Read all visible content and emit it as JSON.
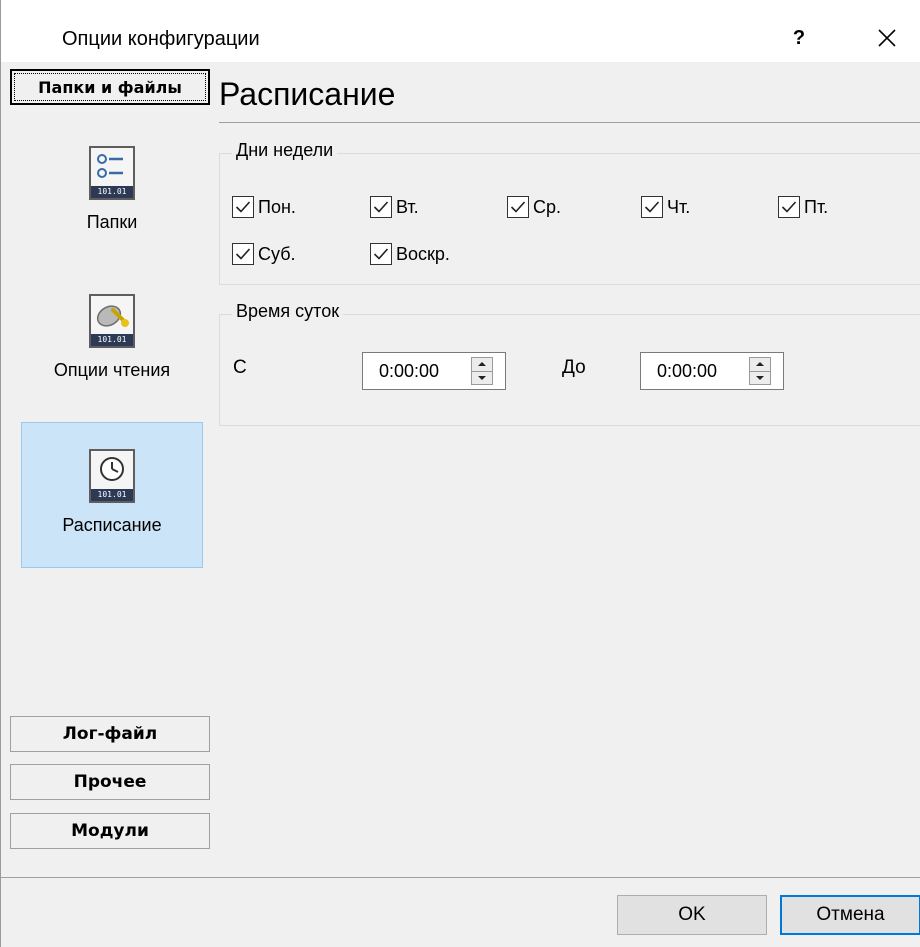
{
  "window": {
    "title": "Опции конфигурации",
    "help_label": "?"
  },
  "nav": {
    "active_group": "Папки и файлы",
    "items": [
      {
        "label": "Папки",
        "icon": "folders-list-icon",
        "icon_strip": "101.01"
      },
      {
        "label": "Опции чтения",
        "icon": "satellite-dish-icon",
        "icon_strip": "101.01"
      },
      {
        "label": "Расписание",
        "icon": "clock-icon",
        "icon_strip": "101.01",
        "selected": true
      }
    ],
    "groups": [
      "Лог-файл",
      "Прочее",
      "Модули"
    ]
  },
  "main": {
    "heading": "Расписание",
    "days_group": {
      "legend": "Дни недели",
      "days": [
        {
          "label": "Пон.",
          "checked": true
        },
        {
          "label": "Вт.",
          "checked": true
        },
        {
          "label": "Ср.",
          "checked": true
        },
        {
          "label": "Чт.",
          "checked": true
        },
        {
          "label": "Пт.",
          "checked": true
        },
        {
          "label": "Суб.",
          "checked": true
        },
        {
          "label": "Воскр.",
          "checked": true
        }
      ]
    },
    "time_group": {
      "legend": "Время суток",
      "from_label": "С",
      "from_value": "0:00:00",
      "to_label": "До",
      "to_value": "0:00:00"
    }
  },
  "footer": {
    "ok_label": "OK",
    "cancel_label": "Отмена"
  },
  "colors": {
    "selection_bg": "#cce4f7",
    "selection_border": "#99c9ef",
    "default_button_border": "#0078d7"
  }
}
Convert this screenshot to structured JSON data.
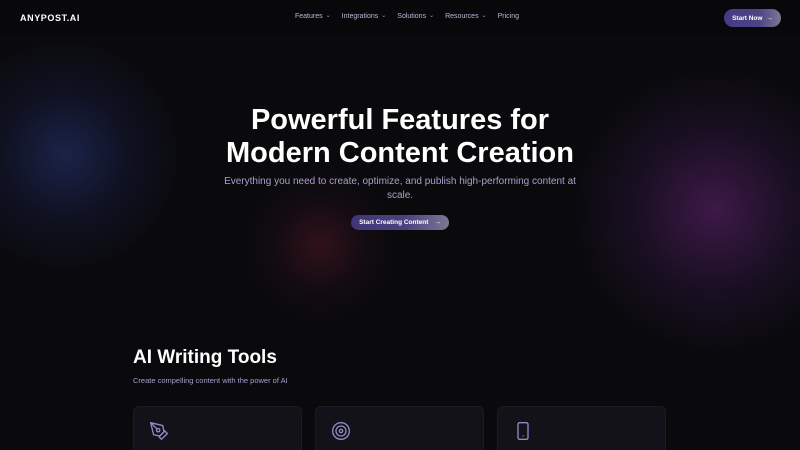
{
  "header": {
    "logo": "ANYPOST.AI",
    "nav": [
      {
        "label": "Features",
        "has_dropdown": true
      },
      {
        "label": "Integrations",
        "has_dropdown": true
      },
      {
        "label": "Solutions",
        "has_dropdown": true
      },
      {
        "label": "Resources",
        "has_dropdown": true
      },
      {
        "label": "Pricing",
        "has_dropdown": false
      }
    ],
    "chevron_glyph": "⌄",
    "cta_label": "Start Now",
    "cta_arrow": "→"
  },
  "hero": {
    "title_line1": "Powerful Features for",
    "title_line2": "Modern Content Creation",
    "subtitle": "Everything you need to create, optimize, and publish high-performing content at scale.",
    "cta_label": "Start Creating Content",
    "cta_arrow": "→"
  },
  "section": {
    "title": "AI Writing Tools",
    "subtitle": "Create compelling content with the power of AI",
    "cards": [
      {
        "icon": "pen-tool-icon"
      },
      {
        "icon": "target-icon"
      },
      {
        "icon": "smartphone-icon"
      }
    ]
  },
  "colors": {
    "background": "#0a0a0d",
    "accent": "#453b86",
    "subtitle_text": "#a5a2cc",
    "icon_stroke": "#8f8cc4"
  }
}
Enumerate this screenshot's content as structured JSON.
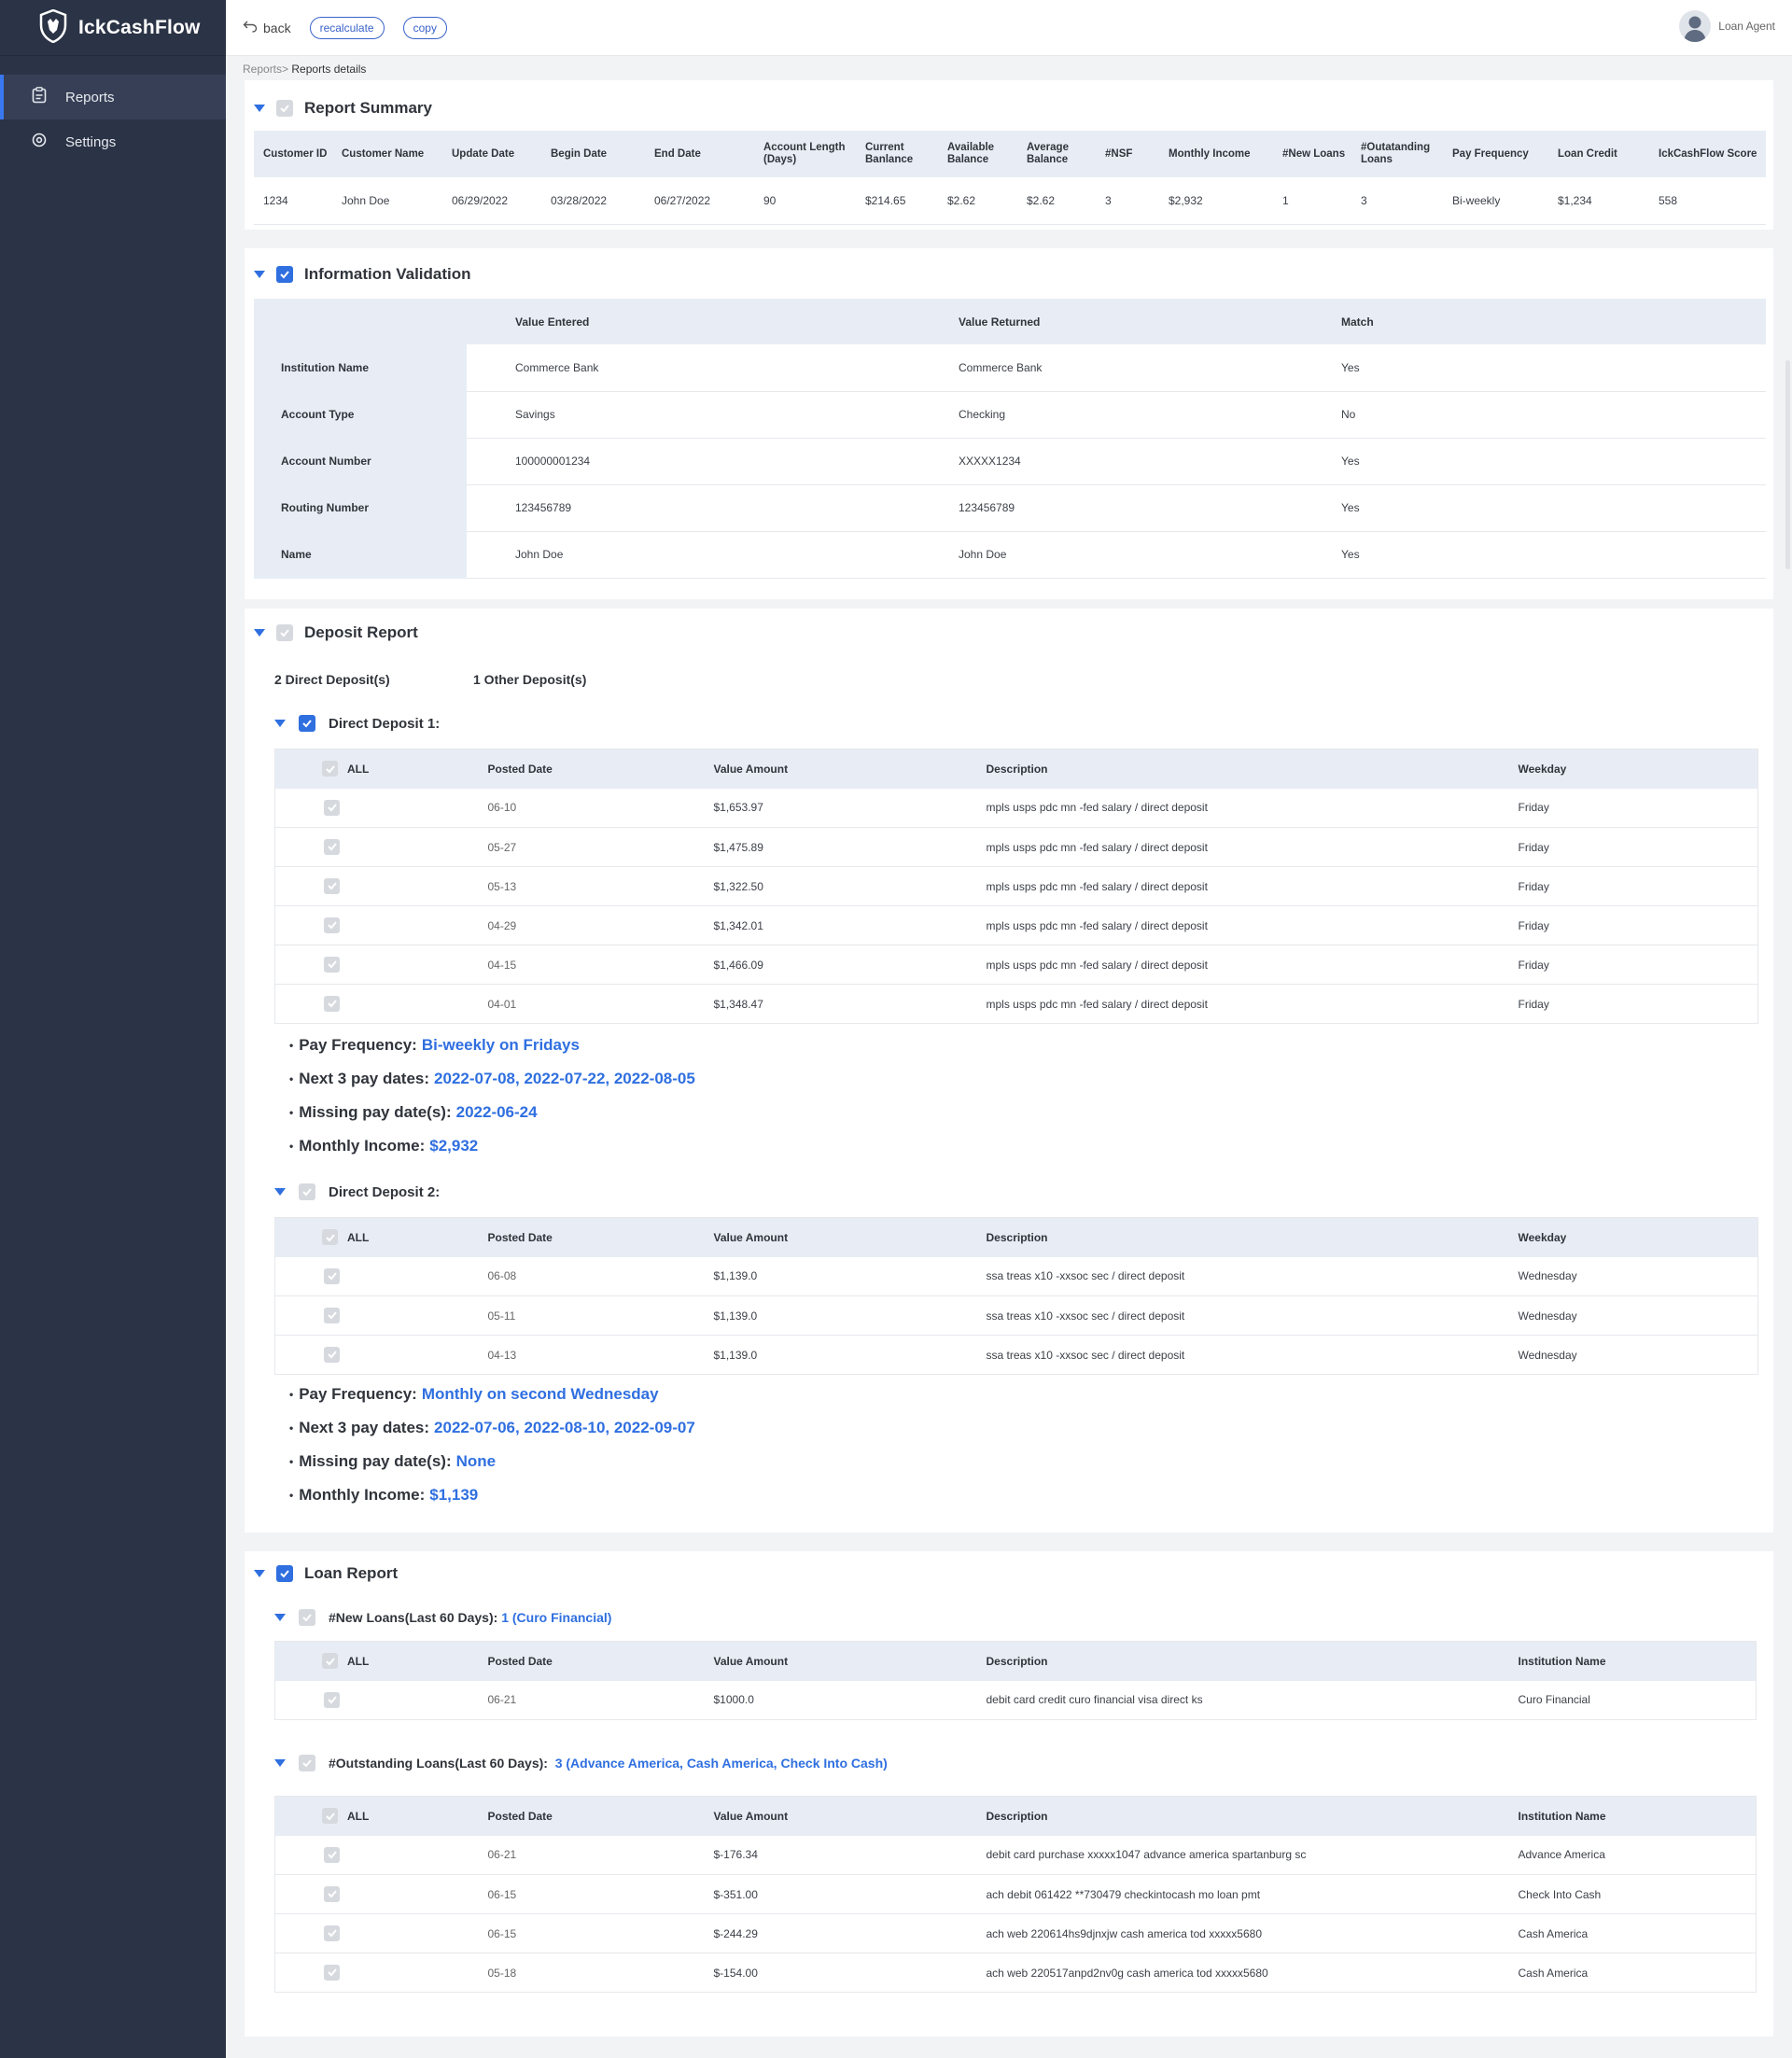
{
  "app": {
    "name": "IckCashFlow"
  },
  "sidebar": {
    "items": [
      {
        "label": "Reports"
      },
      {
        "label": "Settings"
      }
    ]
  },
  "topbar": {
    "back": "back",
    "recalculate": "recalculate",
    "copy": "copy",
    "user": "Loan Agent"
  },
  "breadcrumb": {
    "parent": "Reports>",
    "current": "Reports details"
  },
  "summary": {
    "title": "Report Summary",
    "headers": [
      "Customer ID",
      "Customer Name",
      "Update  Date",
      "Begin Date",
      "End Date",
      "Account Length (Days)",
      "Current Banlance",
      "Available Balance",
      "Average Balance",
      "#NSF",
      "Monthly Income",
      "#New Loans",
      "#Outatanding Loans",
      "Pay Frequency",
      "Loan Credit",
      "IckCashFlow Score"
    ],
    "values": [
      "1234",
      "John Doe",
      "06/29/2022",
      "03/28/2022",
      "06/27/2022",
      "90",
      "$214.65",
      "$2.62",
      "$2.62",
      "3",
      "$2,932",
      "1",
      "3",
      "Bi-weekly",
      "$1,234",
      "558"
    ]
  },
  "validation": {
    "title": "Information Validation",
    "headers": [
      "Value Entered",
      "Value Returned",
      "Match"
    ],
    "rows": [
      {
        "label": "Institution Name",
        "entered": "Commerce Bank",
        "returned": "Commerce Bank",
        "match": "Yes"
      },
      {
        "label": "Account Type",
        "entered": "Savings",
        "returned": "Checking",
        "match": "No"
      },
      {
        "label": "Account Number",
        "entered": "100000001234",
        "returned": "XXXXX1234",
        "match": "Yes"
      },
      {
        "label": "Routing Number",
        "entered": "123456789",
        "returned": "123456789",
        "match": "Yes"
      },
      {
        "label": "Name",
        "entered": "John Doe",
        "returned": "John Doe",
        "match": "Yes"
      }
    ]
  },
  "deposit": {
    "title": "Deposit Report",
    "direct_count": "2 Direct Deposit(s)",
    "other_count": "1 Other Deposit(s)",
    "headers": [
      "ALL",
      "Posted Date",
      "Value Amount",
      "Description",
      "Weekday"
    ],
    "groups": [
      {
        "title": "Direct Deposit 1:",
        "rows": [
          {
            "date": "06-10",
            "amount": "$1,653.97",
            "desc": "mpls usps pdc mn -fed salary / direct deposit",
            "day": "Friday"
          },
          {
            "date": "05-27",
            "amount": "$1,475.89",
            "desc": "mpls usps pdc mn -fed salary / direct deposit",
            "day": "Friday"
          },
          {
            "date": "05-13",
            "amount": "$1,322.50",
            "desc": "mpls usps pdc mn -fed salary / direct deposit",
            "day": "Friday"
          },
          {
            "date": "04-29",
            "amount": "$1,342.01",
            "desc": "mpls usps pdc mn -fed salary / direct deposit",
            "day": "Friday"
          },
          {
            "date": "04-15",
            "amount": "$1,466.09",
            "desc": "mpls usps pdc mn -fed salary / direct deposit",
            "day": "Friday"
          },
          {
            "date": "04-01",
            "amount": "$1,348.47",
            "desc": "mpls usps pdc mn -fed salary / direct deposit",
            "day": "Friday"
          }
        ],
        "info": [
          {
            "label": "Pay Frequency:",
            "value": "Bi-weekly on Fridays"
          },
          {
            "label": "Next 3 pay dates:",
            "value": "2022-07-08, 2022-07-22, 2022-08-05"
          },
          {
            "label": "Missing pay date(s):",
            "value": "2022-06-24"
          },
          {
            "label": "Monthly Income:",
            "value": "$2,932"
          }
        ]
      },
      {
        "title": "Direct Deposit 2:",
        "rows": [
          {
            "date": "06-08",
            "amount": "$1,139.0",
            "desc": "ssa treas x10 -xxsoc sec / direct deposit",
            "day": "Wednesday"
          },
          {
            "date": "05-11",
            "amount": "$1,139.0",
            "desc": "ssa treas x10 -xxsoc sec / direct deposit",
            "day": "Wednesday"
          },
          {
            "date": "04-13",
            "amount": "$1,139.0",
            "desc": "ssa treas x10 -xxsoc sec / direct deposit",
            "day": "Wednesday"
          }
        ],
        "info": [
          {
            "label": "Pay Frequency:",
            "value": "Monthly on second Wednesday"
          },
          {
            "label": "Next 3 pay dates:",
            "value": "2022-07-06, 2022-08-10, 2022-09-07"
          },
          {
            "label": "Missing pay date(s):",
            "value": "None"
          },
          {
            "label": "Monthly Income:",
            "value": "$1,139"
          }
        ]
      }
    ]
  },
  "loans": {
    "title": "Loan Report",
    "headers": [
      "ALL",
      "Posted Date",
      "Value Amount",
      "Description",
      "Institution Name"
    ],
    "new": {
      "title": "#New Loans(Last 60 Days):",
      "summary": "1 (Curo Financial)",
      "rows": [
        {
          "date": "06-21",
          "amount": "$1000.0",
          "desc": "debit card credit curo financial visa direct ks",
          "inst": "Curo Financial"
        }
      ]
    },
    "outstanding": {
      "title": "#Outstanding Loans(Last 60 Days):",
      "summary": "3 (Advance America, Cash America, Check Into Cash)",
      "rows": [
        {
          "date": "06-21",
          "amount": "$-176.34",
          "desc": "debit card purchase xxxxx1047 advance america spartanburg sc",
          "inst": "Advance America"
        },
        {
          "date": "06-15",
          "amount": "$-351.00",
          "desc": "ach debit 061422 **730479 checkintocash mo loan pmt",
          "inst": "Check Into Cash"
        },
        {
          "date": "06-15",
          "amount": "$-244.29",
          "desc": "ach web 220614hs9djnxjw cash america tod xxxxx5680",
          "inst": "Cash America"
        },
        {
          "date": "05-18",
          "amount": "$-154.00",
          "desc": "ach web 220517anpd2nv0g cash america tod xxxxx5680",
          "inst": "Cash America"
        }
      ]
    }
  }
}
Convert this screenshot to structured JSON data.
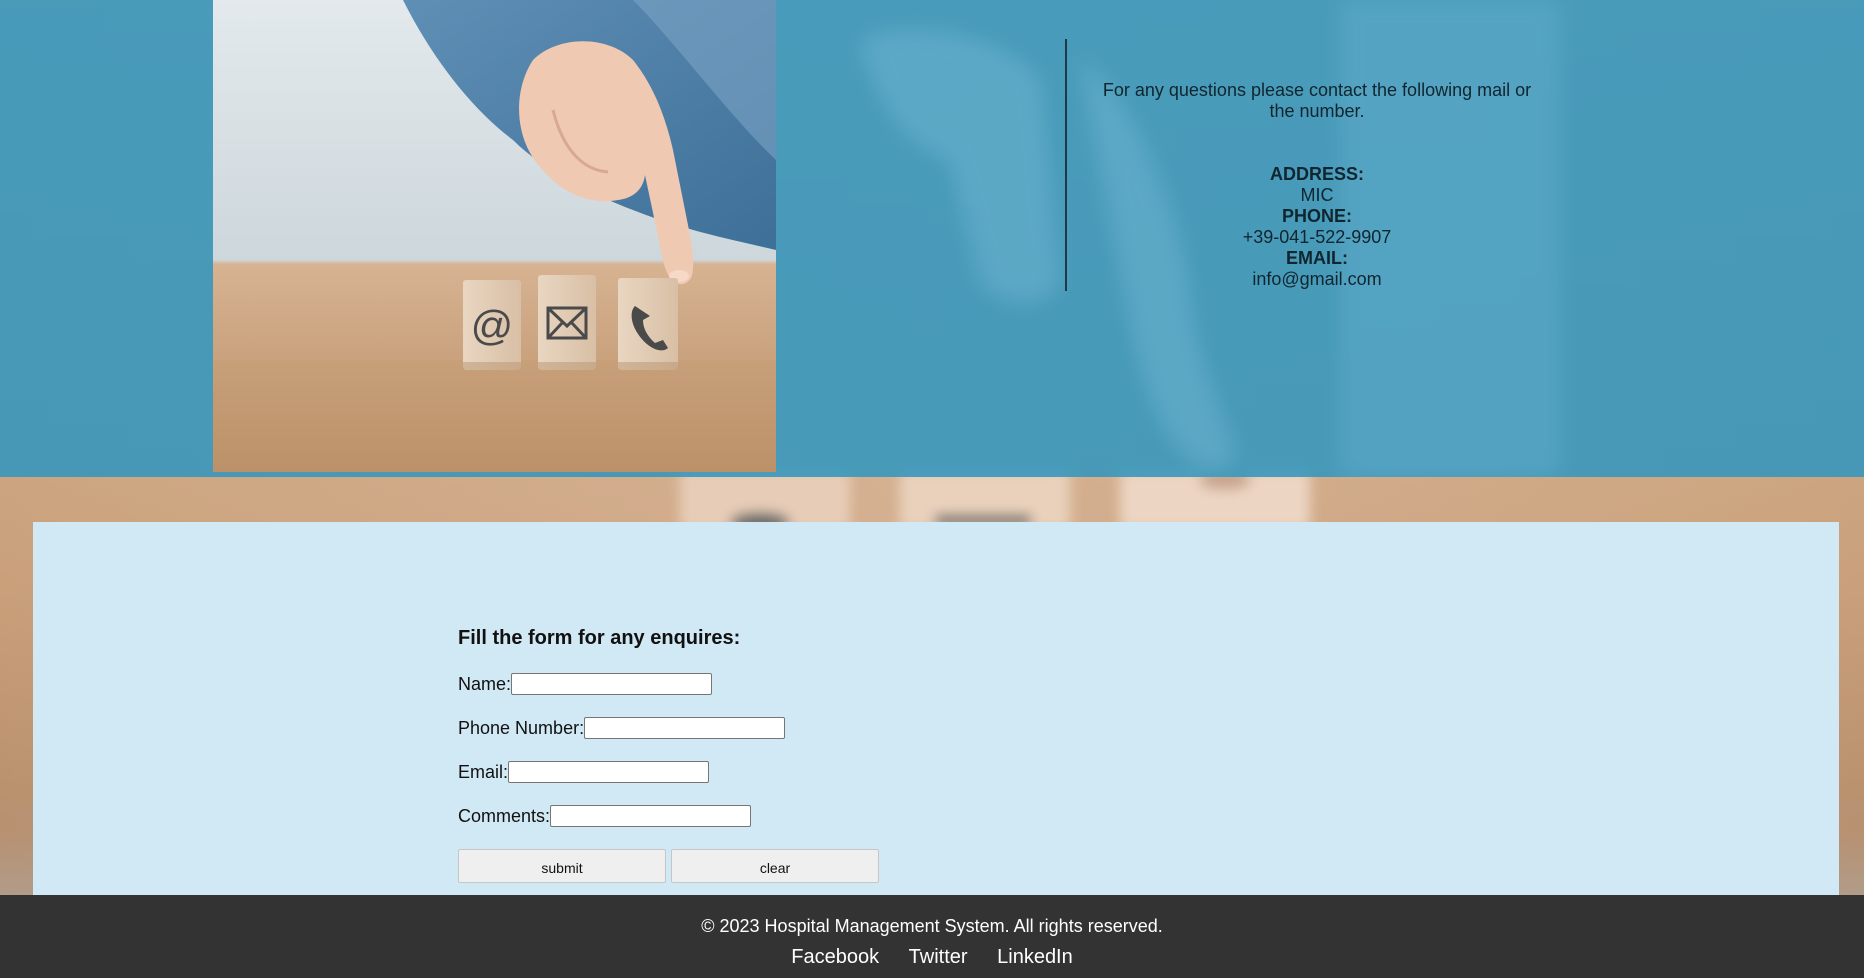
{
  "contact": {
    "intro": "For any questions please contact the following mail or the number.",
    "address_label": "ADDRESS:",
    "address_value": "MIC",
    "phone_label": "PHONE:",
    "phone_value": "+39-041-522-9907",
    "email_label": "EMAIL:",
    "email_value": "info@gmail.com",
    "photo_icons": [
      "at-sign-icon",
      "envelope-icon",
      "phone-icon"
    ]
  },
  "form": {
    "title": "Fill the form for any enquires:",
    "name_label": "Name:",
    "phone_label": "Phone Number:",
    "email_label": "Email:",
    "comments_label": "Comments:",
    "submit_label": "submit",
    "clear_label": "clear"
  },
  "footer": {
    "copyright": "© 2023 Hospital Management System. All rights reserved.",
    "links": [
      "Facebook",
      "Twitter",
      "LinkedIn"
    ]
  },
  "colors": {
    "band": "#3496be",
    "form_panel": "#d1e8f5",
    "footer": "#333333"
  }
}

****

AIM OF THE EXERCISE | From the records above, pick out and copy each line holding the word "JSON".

RESPONSE BELOW |
Read all visible content and emit it as JSON.
Convert this screenshot to structured JSON data.
Enumerate this screenshot's content as structured JSON.
Convert this screenshot to structured JSON data.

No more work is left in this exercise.